Find every line in the entries that holds the string "Inbox" and report it.

# Extracted data:
++++++++
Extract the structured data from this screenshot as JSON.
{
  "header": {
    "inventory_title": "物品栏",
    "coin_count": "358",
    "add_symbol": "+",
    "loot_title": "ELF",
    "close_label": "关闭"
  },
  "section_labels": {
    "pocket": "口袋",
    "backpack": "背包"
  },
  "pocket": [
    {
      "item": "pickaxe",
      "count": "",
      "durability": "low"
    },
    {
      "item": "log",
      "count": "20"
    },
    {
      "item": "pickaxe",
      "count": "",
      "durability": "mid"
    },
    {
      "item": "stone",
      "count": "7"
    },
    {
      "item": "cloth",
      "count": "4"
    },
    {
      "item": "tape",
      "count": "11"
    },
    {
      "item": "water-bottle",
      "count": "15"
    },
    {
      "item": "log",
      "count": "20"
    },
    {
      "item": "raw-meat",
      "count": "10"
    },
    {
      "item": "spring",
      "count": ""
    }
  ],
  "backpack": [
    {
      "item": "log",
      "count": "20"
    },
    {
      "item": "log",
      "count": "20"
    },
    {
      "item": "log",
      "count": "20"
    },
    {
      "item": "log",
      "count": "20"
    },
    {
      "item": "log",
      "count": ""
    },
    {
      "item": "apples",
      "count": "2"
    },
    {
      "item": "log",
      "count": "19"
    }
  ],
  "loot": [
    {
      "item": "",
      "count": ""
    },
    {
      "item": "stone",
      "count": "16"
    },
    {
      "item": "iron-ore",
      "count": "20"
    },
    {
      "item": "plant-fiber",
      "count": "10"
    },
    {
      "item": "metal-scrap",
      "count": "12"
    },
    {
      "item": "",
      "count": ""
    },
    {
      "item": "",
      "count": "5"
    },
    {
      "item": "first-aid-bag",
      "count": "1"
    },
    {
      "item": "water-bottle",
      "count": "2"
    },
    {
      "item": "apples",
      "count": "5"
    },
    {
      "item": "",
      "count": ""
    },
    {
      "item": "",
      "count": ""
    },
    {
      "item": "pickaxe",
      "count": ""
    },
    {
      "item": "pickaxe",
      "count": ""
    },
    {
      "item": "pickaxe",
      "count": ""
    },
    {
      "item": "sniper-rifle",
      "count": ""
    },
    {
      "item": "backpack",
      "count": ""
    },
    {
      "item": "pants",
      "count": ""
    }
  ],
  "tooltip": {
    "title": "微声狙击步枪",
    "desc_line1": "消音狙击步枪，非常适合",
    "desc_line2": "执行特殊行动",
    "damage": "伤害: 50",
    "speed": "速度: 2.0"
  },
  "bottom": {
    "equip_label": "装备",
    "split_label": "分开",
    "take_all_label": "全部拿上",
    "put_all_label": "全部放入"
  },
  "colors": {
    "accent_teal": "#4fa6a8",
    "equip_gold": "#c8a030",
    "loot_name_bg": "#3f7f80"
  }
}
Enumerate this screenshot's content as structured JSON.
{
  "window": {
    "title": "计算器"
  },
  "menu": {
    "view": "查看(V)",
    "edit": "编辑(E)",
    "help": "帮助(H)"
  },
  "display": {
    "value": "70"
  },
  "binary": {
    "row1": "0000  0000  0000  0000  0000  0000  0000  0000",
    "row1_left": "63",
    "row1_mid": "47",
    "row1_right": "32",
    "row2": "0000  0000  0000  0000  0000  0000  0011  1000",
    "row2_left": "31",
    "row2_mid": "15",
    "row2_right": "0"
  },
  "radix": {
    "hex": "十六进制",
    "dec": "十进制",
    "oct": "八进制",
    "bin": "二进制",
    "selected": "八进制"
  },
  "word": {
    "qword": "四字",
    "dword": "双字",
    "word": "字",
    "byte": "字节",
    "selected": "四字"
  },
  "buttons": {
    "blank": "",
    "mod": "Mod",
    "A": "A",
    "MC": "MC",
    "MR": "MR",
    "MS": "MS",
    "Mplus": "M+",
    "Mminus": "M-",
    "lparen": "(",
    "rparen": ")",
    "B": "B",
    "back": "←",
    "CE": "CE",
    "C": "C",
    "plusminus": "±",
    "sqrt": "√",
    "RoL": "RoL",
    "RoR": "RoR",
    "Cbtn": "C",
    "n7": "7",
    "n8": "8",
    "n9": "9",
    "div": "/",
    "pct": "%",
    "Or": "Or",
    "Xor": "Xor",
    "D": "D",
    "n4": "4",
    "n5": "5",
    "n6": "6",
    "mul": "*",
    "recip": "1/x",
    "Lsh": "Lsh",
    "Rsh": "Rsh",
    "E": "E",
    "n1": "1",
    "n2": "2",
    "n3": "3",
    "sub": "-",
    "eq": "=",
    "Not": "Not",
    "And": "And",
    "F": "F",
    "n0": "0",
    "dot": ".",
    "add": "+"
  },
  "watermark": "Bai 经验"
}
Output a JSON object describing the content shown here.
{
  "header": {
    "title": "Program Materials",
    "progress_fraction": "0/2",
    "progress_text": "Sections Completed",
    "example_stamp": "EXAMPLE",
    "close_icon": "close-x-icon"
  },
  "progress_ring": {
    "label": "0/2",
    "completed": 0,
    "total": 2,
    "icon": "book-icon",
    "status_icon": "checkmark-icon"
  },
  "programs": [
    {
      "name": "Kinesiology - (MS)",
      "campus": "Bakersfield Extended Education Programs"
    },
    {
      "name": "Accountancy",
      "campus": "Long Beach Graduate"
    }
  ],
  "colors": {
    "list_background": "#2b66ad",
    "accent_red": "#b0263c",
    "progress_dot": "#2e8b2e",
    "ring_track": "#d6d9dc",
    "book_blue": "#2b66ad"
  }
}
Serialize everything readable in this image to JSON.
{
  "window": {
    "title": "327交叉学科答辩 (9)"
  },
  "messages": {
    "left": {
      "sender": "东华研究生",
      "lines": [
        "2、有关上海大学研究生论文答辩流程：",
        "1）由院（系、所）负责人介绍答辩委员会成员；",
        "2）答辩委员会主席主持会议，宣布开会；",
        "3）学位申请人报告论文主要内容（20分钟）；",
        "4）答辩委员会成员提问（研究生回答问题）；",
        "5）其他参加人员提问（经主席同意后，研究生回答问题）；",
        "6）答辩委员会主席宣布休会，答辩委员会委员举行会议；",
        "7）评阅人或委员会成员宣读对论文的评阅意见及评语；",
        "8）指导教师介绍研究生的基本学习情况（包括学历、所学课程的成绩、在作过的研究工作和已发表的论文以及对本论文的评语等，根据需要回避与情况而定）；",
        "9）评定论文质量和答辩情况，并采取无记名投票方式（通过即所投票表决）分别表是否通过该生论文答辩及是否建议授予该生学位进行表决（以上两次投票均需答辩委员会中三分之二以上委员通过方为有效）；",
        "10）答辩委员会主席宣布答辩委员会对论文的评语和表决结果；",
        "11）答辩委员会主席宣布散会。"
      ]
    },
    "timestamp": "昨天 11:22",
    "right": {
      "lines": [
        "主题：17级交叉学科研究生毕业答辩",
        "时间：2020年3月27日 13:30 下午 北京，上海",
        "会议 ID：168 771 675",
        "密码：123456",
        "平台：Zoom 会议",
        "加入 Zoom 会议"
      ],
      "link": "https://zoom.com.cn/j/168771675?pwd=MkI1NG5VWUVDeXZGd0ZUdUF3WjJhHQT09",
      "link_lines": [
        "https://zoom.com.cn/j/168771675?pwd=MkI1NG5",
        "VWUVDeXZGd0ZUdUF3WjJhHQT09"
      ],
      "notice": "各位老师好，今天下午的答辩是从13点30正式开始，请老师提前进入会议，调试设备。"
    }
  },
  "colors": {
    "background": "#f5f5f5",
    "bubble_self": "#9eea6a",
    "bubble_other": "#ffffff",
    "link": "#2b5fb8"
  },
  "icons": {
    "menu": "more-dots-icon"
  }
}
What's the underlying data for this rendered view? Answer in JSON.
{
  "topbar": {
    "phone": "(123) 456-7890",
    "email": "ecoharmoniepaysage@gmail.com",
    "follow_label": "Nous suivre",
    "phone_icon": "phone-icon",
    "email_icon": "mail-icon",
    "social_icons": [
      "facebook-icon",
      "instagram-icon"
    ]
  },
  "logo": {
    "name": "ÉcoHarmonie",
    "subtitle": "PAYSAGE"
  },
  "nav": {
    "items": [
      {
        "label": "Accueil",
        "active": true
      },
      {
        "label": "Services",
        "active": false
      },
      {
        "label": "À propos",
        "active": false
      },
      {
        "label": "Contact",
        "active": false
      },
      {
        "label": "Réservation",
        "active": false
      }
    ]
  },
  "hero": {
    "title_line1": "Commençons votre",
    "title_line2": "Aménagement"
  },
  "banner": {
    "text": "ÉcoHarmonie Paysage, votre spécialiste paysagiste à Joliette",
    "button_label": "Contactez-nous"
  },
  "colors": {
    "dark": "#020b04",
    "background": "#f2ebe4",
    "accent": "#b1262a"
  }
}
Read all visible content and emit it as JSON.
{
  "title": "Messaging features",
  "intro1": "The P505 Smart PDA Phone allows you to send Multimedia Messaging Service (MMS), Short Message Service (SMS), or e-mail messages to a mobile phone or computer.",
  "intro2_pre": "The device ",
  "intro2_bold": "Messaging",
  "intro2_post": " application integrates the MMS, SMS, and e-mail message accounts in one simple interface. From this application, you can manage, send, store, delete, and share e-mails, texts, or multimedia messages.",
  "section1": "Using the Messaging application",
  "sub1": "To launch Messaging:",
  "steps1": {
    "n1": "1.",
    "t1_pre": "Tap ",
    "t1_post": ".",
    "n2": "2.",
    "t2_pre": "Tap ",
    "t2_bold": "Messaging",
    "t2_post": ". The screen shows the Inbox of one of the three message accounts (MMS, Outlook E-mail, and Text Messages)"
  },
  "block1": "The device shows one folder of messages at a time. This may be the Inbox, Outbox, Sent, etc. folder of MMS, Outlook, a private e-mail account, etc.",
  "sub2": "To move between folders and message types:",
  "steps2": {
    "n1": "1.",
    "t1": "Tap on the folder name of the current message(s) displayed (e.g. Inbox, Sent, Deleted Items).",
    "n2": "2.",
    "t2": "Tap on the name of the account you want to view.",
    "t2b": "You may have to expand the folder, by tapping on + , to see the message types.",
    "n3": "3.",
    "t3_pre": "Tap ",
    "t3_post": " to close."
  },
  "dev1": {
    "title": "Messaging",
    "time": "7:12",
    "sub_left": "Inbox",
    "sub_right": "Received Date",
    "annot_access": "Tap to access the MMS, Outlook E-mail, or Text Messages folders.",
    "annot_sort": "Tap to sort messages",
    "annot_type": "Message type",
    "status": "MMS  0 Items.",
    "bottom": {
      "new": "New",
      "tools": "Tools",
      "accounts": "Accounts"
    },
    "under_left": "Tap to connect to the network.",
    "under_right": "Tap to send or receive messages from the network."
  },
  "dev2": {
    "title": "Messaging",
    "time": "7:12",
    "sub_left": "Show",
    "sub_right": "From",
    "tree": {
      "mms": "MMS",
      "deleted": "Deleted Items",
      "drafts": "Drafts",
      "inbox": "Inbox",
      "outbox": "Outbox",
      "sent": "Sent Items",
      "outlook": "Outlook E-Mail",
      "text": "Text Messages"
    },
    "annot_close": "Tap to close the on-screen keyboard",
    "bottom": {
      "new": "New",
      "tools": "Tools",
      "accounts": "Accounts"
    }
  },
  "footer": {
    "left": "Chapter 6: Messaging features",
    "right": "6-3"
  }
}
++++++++
# Your response:
    "t2_post": ". The screen shows the Inbox of one of the three message accounts (MMS, Outlook E-mail, and Text Messages)"
  "block1": "The device shows one folder of messages at a time. This may be the Inbox, Outbox, Sent, etc. folder of MMS, Outlook, a private e-mail account, etc.",
    "t1": "Tap on the folder name of the current message(s) displayed (e.g. Inbox, Sent, Deleted Items).",
    "sub_left": "Inbox",
      "inbox": "Inbox",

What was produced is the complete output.